AB - Antibodies have a unique ability to bind to a wide variety of different molecules, ranging from large protein antigens to low molecular weight organic molecules. The specificity and affinity of the binding varies between antibodies and can be utilised in many applications. Recombinant antibody fragments have advantages over traditional poly- and monoclonal antibodies in production and immobilisation and in the optimisation of their properties. Enantiomers of a chiral compound provide a challenge for separation methods and analytics due to their similar chemical and physical properties. Antibodies provide a highly specific way to fractionate enantiomers in both preparative and analytical applications. In this work two different antibody-based approaches to separate enantiomers of a chiral drug candidate were developed. Antibody fragments were cloned, produced in bacteria and immobilised on a solid affinity support. Repeated affinity purification of enantiomers was achieved in optimised conditions. In the other approach antibody fragments were immobilised inside the nanotubes of an alumina membrane and the bionanomembrane was used to fractionate enantiomers of a racemic mixture. In addition a sample preparation method, antibody-based solid-phase extraction, was developed in a way that can be applied to high-throughput format. Recoveries were comparable to those reported for non-specific sorbents, but with the advantage of the enantioselectivity. The method was used to extract an enantiomer from a spiked buffer or serum. The preparatory sample treatment protocols usually used for serum, e.g. protein precipitation, were not needed. A homology model of one of the antibody fragments was constructed and used to design site-specific mutations in order to adjust the affinity of the antibody to be suitable for the preparative and analytical approaches developed in this work. One of the mutants, ENA5His Tyr96Val, had appropriate properties both in preparative and analytical applications.

KW - antibodies

KW - recombinant antibodies

KW - antibody fragments

KW - enantiomers

KW - chiral compounds

KW - nanotubes

KW - bionanomembranes

KW - enantioselectivity

KW - haptens

KW - affinity chromatography

M3 - Dissertation

SN - 951-38-6414-6

T3 - VTT Publications
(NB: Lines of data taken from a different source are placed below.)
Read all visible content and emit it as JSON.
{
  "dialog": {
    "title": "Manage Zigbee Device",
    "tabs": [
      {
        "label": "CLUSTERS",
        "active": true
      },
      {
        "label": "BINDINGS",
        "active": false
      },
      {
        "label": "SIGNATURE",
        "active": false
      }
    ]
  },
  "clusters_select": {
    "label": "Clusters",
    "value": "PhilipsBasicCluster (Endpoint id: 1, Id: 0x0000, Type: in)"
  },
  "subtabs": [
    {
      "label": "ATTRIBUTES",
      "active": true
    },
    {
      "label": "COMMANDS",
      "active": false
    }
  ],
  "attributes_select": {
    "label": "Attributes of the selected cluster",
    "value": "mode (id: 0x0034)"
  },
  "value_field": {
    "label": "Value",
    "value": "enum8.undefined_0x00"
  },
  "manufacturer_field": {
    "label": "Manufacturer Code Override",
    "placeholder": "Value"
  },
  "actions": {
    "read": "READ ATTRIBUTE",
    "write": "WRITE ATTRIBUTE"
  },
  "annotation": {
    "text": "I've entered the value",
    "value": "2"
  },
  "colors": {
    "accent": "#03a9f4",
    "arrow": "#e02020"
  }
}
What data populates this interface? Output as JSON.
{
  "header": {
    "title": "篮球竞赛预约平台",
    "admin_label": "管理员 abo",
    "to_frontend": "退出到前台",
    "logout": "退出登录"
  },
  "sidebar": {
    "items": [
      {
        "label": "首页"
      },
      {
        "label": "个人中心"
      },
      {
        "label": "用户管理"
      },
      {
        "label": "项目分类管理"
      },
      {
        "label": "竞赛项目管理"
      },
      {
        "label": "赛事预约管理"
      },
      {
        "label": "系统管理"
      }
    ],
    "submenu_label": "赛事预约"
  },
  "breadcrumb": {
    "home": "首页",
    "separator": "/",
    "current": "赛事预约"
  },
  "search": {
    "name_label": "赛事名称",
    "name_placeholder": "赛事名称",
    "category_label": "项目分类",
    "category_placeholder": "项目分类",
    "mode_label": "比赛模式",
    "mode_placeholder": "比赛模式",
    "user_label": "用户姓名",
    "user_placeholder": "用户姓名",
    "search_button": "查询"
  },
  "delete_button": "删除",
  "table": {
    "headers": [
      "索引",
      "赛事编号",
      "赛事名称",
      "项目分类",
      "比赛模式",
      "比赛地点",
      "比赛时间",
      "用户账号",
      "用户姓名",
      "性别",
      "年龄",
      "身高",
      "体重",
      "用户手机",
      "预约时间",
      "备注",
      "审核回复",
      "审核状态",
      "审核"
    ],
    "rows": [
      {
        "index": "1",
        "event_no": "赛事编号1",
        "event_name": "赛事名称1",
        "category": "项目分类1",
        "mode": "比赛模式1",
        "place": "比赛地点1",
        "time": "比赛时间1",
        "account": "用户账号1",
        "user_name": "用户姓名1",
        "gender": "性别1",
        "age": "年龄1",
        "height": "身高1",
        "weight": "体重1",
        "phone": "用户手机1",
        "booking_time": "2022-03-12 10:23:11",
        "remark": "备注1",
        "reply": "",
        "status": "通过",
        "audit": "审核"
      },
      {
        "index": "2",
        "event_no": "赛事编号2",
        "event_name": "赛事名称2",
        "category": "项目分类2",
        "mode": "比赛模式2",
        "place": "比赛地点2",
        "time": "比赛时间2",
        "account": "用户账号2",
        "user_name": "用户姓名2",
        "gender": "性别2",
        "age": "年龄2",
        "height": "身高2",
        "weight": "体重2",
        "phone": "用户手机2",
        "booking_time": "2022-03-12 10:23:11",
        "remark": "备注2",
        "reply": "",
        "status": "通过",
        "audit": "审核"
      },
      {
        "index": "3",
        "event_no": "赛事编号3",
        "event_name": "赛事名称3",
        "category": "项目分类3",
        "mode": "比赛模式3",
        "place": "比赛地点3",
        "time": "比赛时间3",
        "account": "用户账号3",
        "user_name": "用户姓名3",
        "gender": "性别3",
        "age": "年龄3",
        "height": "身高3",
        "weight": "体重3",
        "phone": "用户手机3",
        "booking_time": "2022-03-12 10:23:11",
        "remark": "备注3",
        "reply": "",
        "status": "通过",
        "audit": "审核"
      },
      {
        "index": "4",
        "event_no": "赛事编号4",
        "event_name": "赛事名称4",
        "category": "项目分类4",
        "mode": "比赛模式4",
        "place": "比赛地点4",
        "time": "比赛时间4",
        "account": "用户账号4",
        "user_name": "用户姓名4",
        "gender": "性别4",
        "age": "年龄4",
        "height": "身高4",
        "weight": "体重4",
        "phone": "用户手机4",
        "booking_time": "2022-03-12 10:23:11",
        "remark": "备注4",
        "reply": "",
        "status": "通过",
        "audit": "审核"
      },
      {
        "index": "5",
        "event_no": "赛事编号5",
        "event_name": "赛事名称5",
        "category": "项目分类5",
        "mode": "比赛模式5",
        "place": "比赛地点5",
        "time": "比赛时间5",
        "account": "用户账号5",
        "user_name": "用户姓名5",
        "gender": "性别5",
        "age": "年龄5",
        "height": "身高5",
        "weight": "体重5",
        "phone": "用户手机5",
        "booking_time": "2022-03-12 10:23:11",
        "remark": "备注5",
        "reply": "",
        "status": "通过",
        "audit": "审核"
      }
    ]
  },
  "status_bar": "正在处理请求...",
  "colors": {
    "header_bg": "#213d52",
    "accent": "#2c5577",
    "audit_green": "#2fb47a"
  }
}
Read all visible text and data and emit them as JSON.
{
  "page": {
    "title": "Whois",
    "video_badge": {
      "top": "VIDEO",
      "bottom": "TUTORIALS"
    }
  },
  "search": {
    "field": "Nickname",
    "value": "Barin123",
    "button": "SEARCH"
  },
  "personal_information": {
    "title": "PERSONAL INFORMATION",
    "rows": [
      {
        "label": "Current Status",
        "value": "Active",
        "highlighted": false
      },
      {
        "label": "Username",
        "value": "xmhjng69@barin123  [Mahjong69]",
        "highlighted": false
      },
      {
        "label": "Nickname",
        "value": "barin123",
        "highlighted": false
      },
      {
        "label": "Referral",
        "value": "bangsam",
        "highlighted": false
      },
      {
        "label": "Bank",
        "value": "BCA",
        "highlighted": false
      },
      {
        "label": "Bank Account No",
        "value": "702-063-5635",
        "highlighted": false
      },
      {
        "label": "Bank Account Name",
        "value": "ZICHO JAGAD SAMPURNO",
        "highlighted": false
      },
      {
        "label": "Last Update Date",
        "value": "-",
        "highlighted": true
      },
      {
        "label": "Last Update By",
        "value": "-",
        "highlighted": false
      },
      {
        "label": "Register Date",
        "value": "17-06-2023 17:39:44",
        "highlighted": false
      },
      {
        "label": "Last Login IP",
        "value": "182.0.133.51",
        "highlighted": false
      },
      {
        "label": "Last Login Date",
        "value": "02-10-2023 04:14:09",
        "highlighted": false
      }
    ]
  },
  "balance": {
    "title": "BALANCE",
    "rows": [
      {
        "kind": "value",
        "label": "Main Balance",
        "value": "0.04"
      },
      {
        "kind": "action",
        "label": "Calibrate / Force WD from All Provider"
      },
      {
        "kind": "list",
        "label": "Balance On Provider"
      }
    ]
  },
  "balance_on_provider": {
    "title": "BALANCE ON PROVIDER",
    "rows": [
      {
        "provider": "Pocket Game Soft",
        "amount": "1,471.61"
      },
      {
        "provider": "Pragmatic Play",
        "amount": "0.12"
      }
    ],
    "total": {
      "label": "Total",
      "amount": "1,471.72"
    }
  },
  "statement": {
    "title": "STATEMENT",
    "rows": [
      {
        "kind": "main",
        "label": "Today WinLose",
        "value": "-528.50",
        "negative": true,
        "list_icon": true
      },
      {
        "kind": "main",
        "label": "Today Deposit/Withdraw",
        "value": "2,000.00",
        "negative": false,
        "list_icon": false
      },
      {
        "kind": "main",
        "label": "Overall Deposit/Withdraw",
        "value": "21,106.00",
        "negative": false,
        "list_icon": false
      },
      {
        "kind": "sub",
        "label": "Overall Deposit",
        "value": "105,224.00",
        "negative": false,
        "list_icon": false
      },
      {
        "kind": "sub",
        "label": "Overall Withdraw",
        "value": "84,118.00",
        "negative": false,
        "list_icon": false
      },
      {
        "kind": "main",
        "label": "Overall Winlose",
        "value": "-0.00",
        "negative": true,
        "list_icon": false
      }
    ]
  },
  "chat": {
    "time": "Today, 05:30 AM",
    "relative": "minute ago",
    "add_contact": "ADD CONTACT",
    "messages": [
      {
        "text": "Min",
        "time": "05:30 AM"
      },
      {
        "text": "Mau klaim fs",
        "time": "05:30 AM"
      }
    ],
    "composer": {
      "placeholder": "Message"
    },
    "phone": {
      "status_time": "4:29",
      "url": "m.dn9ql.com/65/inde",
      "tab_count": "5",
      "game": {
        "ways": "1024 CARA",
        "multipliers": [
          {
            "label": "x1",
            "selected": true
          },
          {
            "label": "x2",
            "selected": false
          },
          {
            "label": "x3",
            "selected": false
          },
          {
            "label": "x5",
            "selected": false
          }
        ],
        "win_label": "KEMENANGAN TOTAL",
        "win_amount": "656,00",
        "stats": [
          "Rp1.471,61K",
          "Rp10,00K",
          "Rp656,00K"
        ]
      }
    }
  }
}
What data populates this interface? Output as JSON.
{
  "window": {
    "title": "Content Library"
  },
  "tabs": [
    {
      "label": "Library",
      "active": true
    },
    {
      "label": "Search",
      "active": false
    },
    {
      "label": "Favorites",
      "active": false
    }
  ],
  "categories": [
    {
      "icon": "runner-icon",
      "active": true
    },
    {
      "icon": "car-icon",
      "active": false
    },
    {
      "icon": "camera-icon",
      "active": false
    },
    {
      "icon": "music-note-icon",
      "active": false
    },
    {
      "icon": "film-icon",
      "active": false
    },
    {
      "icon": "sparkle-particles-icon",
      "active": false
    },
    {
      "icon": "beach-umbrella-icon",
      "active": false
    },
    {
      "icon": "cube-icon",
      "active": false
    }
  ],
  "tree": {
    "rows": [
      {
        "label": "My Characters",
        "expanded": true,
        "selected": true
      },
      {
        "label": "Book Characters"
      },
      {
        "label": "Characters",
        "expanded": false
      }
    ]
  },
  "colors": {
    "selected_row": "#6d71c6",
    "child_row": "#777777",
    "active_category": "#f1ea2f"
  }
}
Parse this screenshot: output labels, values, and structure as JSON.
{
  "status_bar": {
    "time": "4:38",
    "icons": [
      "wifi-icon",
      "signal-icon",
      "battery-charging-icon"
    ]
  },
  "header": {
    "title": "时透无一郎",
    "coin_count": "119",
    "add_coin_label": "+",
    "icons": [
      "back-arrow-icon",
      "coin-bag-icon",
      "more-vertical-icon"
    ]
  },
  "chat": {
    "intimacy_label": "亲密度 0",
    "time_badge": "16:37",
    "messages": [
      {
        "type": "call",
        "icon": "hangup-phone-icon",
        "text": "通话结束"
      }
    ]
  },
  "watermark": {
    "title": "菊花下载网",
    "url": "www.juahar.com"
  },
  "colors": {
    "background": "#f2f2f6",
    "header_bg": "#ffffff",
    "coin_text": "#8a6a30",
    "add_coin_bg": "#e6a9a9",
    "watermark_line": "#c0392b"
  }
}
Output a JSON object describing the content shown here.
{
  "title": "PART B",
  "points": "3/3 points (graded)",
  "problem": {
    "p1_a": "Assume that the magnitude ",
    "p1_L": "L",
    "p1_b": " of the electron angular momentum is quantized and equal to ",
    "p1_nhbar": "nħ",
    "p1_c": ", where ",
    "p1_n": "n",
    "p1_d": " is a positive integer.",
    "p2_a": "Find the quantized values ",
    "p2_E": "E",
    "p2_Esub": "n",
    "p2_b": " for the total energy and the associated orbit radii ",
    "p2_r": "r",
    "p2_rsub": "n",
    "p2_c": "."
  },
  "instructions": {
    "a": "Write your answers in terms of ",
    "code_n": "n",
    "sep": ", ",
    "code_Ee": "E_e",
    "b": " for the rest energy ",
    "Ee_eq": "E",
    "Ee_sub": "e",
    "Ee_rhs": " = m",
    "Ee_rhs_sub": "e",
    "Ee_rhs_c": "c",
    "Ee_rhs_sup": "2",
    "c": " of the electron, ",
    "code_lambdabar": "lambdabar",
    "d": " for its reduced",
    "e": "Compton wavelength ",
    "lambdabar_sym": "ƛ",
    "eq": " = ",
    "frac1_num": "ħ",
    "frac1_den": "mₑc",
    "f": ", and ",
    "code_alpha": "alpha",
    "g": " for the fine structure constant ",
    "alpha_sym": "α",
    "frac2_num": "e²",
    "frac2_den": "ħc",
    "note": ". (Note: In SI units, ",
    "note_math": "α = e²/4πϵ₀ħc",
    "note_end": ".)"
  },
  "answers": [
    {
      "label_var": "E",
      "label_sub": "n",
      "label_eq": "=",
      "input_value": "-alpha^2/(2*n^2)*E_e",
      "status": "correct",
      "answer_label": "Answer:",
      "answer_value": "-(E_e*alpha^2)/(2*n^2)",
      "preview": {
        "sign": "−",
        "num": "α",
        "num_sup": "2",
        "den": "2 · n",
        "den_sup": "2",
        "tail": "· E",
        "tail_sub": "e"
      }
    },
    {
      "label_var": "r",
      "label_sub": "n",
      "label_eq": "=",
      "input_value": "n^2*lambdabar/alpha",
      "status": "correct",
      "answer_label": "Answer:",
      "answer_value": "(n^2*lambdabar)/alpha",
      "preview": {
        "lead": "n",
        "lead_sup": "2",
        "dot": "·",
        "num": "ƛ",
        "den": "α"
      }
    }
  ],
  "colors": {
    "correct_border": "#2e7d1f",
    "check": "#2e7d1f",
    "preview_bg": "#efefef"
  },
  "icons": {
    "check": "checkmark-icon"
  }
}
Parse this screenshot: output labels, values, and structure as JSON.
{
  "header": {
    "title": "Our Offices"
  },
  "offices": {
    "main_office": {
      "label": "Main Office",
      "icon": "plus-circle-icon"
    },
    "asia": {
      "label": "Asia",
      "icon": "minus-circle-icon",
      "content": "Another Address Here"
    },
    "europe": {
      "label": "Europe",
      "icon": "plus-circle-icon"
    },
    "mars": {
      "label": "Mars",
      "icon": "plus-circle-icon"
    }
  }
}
PB - VTT Technical Research Centre of Finland

CY - Espoo

ER -

Nevanen T. Enantioselective antibody fragments: Dissertation. Espoo: VTT Technical Research Centre of Finland, 2004. 96 p.